Required work:
With the line containing "Decode this image" as the first and the final line of the entries as the last, repeat exactly the lines in that span, including both.

** Input for this task follows **

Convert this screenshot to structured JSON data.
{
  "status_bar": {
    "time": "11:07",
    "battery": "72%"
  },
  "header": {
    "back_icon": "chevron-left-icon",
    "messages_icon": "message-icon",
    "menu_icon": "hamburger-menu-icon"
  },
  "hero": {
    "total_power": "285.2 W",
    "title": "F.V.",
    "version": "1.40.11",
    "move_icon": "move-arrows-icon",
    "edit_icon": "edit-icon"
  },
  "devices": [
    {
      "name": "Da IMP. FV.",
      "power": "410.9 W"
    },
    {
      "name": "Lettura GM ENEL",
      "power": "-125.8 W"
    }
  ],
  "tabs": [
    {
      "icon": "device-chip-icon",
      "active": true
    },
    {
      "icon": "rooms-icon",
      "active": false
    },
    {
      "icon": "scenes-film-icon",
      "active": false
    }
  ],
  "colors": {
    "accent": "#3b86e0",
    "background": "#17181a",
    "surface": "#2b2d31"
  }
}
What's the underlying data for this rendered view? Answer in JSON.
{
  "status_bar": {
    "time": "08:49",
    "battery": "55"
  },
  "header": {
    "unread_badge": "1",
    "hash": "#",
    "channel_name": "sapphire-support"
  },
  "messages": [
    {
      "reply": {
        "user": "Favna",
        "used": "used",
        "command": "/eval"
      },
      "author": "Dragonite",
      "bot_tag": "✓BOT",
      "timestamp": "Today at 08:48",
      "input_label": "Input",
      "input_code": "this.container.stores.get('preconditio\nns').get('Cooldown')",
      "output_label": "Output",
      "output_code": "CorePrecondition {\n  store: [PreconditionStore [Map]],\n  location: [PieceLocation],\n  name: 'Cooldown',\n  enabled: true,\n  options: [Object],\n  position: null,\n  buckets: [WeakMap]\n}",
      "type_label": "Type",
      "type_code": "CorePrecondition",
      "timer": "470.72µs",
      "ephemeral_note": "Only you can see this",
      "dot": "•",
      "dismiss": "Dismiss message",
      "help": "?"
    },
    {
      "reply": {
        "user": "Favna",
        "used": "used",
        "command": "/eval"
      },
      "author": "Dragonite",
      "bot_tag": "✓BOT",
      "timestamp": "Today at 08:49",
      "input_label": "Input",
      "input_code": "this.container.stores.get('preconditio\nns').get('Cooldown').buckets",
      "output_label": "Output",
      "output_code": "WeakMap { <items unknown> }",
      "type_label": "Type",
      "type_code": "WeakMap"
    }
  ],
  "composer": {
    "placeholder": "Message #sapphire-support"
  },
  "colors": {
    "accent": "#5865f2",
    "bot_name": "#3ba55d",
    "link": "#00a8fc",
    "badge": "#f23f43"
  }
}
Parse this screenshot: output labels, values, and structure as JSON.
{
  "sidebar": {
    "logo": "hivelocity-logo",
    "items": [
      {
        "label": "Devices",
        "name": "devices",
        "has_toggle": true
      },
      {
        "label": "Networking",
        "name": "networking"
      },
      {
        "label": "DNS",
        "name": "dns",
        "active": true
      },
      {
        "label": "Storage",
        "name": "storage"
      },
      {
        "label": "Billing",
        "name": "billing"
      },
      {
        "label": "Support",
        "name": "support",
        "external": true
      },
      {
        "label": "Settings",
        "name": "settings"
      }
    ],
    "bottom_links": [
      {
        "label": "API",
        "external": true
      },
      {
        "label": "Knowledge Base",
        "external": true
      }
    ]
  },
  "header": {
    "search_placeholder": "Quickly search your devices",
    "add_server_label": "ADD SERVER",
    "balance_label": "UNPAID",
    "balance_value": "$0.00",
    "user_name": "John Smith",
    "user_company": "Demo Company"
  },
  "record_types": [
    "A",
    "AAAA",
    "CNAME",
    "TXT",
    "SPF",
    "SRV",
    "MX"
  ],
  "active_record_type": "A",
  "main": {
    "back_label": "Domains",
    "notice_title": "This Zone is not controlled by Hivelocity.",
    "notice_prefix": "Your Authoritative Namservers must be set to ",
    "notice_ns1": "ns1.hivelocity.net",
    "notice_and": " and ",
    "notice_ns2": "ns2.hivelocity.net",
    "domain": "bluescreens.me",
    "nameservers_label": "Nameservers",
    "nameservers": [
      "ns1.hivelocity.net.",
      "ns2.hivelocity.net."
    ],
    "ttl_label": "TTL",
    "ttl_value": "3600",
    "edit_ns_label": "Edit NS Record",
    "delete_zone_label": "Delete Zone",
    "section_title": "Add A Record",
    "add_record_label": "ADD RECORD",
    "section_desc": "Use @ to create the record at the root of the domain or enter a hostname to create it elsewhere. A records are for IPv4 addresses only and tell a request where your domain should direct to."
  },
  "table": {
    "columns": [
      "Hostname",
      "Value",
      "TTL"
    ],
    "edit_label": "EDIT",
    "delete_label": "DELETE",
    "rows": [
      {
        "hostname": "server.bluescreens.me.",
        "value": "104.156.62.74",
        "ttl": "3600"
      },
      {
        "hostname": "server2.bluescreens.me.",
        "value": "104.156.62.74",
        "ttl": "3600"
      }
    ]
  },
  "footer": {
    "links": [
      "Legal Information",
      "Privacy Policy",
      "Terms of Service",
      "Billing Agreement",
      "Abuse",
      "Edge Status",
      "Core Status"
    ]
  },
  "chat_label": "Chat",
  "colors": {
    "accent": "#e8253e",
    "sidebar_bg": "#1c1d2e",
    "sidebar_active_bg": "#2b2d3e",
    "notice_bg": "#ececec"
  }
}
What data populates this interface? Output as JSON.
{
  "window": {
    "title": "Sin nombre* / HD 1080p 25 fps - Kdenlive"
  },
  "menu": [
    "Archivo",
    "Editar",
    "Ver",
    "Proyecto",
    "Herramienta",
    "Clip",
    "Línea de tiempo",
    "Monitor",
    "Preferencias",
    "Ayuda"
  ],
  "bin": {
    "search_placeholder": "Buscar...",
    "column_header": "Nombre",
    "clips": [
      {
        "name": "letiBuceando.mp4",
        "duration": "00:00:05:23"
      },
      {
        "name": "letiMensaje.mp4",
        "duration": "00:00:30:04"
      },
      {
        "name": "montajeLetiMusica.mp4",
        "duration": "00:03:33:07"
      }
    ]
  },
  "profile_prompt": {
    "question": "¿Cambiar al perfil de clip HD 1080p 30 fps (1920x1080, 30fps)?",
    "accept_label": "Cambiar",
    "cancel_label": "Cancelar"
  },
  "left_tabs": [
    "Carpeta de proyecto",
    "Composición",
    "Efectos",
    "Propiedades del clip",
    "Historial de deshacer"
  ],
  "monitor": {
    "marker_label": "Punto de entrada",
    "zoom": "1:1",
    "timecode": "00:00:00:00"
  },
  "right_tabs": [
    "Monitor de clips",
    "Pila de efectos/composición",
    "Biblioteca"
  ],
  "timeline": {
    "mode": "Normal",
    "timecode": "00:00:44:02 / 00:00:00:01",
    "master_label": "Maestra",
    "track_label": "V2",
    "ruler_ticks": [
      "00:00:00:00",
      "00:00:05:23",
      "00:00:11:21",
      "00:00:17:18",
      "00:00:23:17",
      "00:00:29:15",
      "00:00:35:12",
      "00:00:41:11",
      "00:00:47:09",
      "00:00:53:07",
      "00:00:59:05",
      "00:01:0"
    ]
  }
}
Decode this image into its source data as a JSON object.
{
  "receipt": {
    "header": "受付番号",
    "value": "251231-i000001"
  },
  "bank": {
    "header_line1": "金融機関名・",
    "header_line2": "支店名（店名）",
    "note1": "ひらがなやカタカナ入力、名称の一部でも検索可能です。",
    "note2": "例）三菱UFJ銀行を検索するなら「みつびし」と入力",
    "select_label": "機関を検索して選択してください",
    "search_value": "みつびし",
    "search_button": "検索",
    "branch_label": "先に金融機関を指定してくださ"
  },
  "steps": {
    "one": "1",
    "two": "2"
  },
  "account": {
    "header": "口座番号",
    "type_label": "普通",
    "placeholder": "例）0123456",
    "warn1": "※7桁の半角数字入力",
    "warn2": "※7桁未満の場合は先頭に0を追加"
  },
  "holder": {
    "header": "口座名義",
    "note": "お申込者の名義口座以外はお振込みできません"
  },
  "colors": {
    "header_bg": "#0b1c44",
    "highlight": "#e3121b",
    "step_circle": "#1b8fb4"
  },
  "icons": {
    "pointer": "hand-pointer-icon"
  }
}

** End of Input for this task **

Task answer:
Decode this image into its source data as a JSON object.
{
  "receipt": {
    "header": "受付番号",
    "value": "251231-i000001"
  },
  "bank": {
    "header_line1": "金融機関名・",
    "header_line2": "支店名（店名）",
    "note1": "ひらがなやカタカナ入力、名称の一部でも検索可能です。",
    "note2": "例）三菱UFJ銀行を検索するなら「みつびし」と入力",
    "select_label": "機関を検索して選択してください",
    "search_value": "みつびし",
    "search_button": "検索",
    "branch_label": "先に金融機関を指定してくださ"
  },
  "steps": {
    "one": "1",
    "two": "2"
  },
  "account": {
    "header": "口座番号",
    "type_label": "普通",
    "placeholder": "例）0123456",
    "warn1": "※7桁の半角数字入力",
    "warn2": "※7桁未満の場合は先頭に0を追加"
  },
  "holder": {
    "header": "口座名義",
    "note": "お申込者の名義口座以外はお振込みできません"
  },
  "colors": {
    "header_bg": "#0b1c44",
    "highlight": "#e3121b",
    "step_circle": "#1b8fb4"
  },
  "icons": {
    "pointer": "hand-pointer-icon"
  }
}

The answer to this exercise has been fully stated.